WHAT YOU HAVE TO DO | Please give the count of lines below with the string "placeholder" in them, and no other words.

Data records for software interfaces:

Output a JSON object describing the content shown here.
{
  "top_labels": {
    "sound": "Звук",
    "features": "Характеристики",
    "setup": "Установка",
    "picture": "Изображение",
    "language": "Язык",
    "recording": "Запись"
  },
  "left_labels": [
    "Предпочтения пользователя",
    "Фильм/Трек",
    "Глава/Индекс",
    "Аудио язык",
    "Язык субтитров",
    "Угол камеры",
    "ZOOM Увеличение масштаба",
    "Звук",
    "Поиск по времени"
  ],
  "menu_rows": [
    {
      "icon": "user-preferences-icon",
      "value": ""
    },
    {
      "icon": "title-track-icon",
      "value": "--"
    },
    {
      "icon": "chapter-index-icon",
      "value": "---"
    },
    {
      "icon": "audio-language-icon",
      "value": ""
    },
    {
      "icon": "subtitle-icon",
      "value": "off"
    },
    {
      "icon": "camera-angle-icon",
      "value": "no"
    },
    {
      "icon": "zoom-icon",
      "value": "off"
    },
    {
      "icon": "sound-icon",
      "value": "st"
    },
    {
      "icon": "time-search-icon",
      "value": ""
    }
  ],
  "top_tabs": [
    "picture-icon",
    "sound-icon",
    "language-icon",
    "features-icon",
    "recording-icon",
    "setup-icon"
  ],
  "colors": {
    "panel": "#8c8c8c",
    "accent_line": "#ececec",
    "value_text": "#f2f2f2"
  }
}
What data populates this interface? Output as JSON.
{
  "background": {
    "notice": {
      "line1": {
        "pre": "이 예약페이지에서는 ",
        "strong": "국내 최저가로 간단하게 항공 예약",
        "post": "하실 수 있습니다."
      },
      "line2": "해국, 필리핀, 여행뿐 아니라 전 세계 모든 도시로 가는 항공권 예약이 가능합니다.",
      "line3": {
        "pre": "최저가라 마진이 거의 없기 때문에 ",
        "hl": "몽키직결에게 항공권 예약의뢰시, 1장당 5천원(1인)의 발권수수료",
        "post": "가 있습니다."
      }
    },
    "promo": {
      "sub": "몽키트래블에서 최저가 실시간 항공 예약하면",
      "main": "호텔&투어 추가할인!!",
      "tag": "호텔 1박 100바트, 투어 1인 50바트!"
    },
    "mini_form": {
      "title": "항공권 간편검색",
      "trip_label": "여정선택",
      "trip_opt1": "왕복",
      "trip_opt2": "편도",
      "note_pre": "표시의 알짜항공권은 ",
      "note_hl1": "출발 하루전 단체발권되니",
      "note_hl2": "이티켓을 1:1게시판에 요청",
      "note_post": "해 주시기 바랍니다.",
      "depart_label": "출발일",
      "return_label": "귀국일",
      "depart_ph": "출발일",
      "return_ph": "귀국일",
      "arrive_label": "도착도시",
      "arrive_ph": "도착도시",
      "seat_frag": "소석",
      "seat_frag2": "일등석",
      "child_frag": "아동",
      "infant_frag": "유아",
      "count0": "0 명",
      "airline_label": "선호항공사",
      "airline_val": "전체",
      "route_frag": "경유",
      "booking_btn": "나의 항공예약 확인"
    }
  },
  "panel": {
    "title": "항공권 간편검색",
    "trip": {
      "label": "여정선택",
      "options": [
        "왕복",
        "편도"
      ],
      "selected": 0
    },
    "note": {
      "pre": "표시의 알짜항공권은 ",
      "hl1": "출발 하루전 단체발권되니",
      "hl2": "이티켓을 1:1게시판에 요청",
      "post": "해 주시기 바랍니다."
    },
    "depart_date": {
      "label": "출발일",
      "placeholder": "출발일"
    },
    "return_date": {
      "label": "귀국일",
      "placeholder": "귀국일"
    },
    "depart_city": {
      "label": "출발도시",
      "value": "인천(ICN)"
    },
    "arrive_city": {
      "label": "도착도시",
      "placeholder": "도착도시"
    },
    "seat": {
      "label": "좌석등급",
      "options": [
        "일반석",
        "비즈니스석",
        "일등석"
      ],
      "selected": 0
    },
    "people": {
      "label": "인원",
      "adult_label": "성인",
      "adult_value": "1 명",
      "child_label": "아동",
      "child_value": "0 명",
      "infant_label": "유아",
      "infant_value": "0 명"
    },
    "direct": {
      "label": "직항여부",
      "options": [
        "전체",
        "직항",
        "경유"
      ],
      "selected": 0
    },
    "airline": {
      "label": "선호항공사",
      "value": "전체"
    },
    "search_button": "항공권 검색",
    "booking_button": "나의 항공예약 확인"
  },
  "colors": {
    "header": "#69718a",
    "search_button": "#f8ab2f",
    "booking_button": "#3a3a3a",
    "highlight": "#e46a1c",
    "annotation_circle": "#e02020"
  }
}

RESPONSE | 3